Try it: Collect each line of the entries that holds the string "opportunity".

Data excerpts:
==*==
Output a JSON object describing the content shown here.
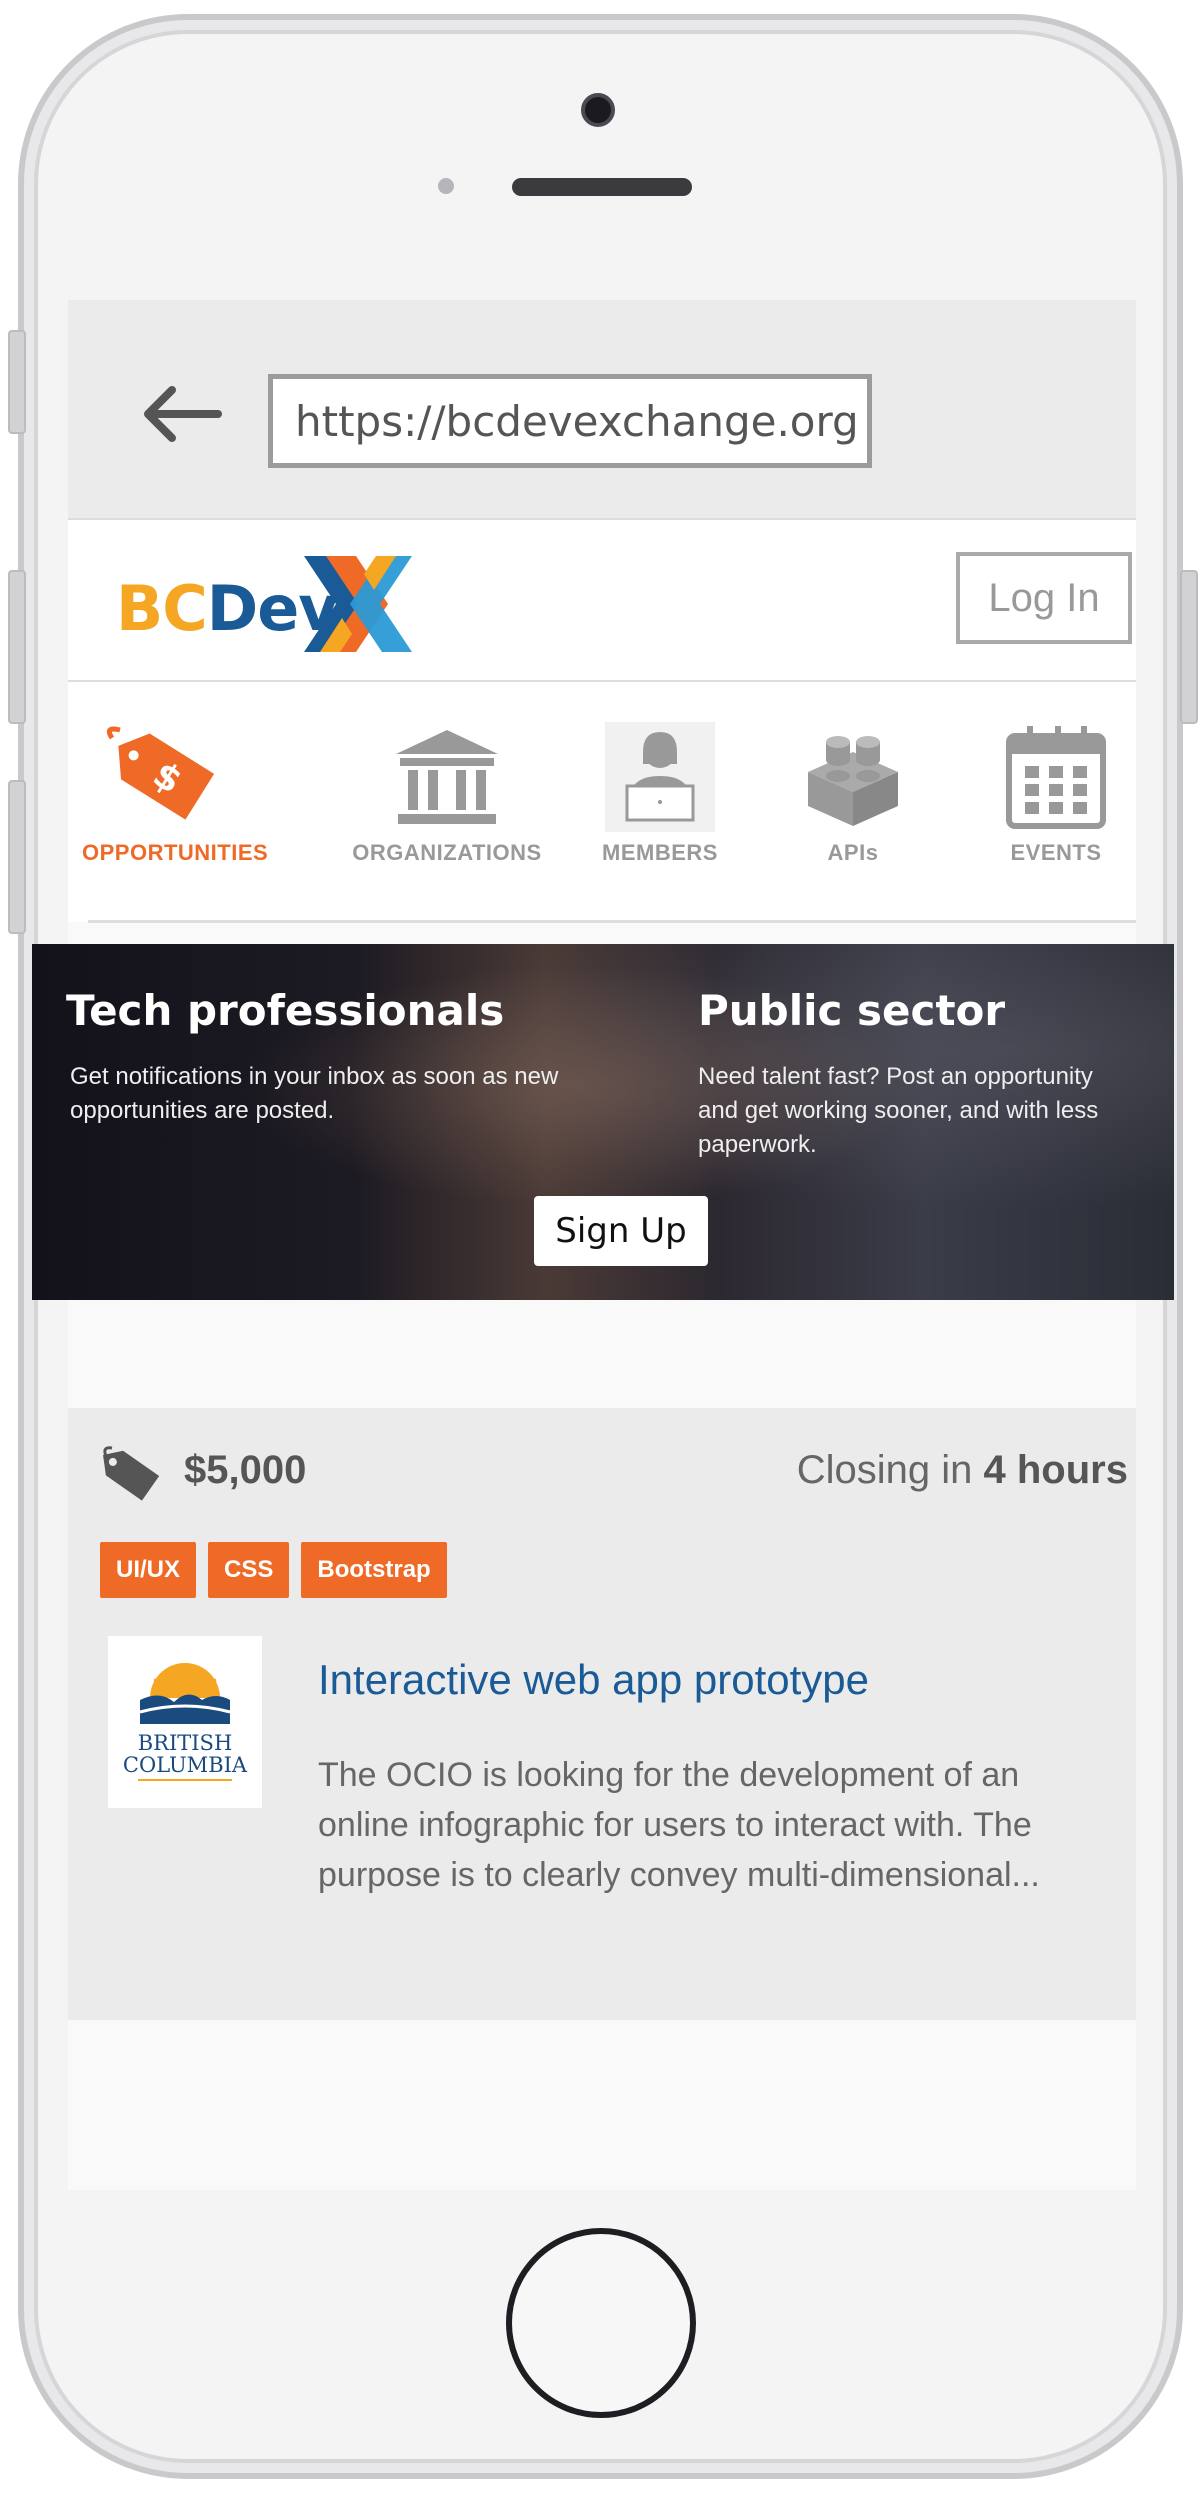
{
  "browser": {
    "url": "https://bcdevexchange.org"
  },
  "header": {
    "logo_bc": "BC",
    "logo_dev": "Dev",
    "login_label": "Log In"
  },
  "nav": {
    "items": [
      {
        "label": "OPPORTUNITIES",
        "icon": "price-tag-icon",
        "active": true
      },
      {
        "label": "ORGANIZATIONS",
        "icon": "building-icon",
        "active": false
      },
      {
        "label": "MEMBERS",
        "icon": "person-laptop-icon",
        "active": false
      },
      {
        "label": "APIs",
        "icon": "lego-block-icon",
        "active": false
      },
      {
        "label": "EVENTS",
        "icon": "calendar-icon",
        "active": false
      }
    ]
  },
  "hero": {
    "left_title": "Tech professionals",
    "left_text": "Get notifications in your inbox as soon as new opportunities are posted.",
    "right_title": "Public sector",
    "right_text": "Need talent fast? Post an opportunity and get working sooner, and with less paperwork.",
    "signup_label": "Sign Up"
  },
  "opportunity": {
    "price": "$5,000",
    "closing_prefix": "Closing in",
    "closing_value": "4 hours",
    "tags": [
      "UI/UX",
      "CSS",
      "Bootstrap"
    ],
    "org_logo_line1": "BRITISH",
    "org_logo_line2": "COLUMBIA",
    "title": "Interactive web app prototype",
    "description": "The OCIO is looking for the development of an online infographic for users to interact with. The purpose is to clearly convey multi-dimensional..."
  },
  "colors": {
    "accent_orange": "#f06a27",
    "link_blue": "#1a5a96",
    "nav_inactive": "#999999"
  }
}
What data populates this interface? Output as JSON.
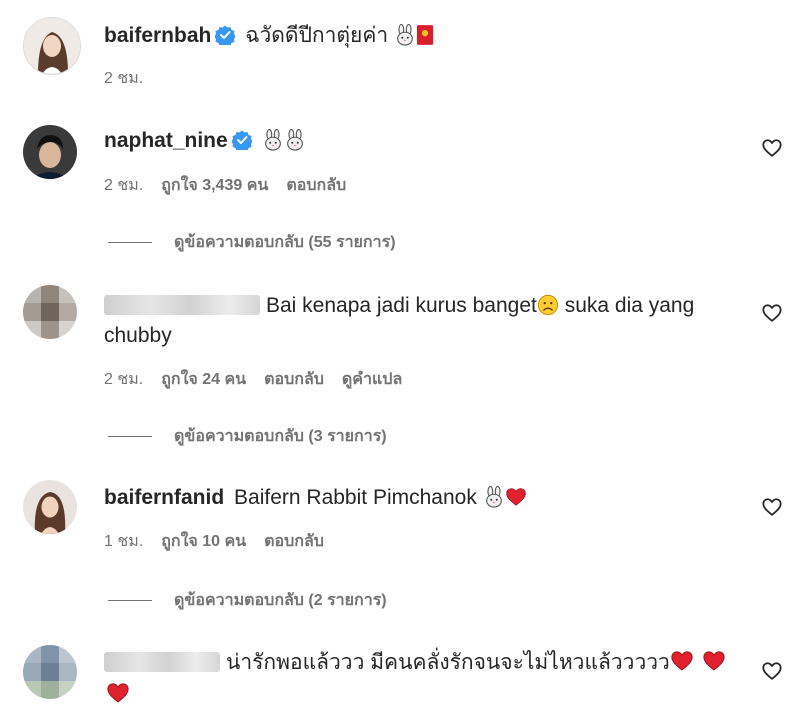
{
  "post": {
    "username": "baifernbah",
    "caption": "ฉวัดดีปีกาตุ่ยค่า",
    "time": "2 ชม."
  },
  "comments": [
    {
      "username": "naphat_nine",
      "text": "",
      "time": "2 ชม.",
      "likes": "ถูกใจ 3,439 คน",
      "reply": "ตอบกลับ",
      "view_replies": "ดูข้อความตอบกลับ (55 รายการ)"
    },
    {
      "username": "",
      "text": "Bai kenapa jadi kurus banget",
      "text2": "suka dia yang",
      "text3": "chubby",
      "time": "2 ชม.",
      "likes": "ถูกใจ 24 คน",
      "reply": "ตอบกลับ",
      "translate": "ดูคำแปล",
      "view_replies": "ดูข้อความตอบกลับ (3 รายการ)"
    },
    {
      "username": "baifernfanid",
      "text": "Baifern Rabbit Pimchanok",
      "time": "1 ชม.",
      "likes": "ถูกใจ 10 คน",
      "reply": "ตอบกลับ",
      "view_replies": "ดูข้อความตอบกลับ (2 รายการ)"
    },
    {
      "username": "",
      "text": "น่ารักพอแล้ววว มีคนคลั่งรักจนจะไม่ไหวแล้ววววว"
    }
  ],
  "icons": {
    "verified": "verified-badge-icon",
    "rabbit": "rabbit-emoji-icon",
    "envelope": "red-envelope-icon",
    "heart": "heart-outline-icon",
    "red_heart": "red-heart-emoji-icon",
    "sad": "sad-face-emoji-icon"
  },
  "colors": {
    "verified": "#3897f0",
    "secondary_text": "#737373",
    "primary_text": "#262626",
    "red_heart": "#e0222e"
  }
}
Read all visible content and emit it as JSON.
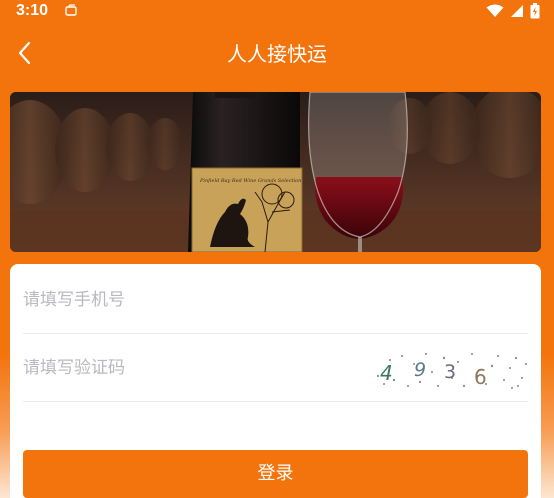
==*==
Response area:
    "right_text": "Need talent fast? Post an opportunity and get working sooner, and with less paperwork.",
  "opportunity": {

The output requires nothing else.